That leads Webb to his next rant about the "soft bigotry of low expectations being pandered by the left in this country, where if you are black you are a victim, if you are black you are immediately a seven-year old schoolboy who can't handle himself against a governor in the case of the President. That they have to roll out racism." I'm not sure how he gets from point A to point B on this one. This isn't about President Obama. It's about how that image is perceived by others observing. No one doubts President Obama's ability to handle Jan Brewer, but that doesn't negate the image of her treating him like that seven-year old schoolboy in Webb's rant.'
It ends hotly and I will just provide a transcription for you to consider. I felt pretty disgusted by it, but will at least give some credit to both Greene and Webb for defining the boundaries of this argument, and demonstrating how utterly impossible it feels to ever get past the question of what is racist to address the truth of racism.
GREENE: I think most Americans look at this and they say it was disrespectful for her and it is absolutely okay for the President to want to address her -- you know -- misinformation in her book, especially when she walked out of the White House and said that it was a cordial meeting. And then, as it related to the book, she wanted to have a confrontational stance. It helped her book sales. But at the end of the day, we have to get past the disrespect part for the President because there is a level of disrespect for this office that has taken place in the last three years that any American should find unacceptable.
I note that she never mentioned the President's race in her closing argument, nor did she say that he is disrespected for his race.
WEBB: Okay, this is ridiculous. For all the people who claim that people hate Obama because he's black, he's half-white. Which half do you hate? He's biracial. Who hates the white half, who hates the black half. That is the ridiculous nature of what Jehmu and what the left put out. It's ridiculous. We as Americans -- America is post-racial. This is not post-racial.
With regard to Webb's claim that America is post-racial, I strongly disagree. And I offer this excellent article about racial identity and being born biracial as evidence that we have a long way to go when discussing such things. This quote in particular resonates:
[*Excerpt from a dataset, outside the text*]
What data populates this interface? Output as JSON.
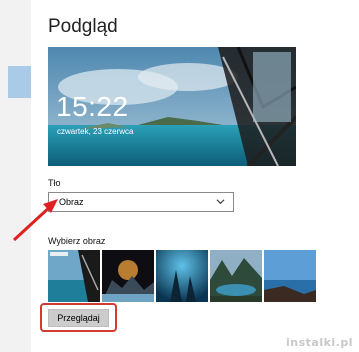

Also, we cannot have a conversation about biracial Americans being constructed as black without acknowledging the role slavery has played in racial identity politics. Historically, the child of a white male slave owner and a black female slave (many times through rape) was constructed as black, and was therefore another body donated (by the father) to the exploitation empire of slavery."
The U.S. alone adopted the one-drop rule, defining any child with "a drop" of black blood as legally black. Throughout our history, these racial classifications have been imposed to maintain white supremacy.
Surely Webb knows this, which is why I'm gobsmacked that he would claim the only racism is coming from the black community's reaction to Brewer because the President is bi-racial.
I was raised to celebrate civil rights and respect people regardless of their race. My parents placed a high value on that, but I also know every step we come toward understanding one another comes by actually being honest about attitudes, gestures and some mutual respect. When I hear discussions like this take place, where Fox News puts two African-Americans up to argue with one another about what a white woman's hand gestures mean, where one of them likens outspoken black commentators to criminals and links the President to criminals, and then closes his argument with the claim that we're living in a post-racial society where the only racists are those who took offense to the original gesture, I despair.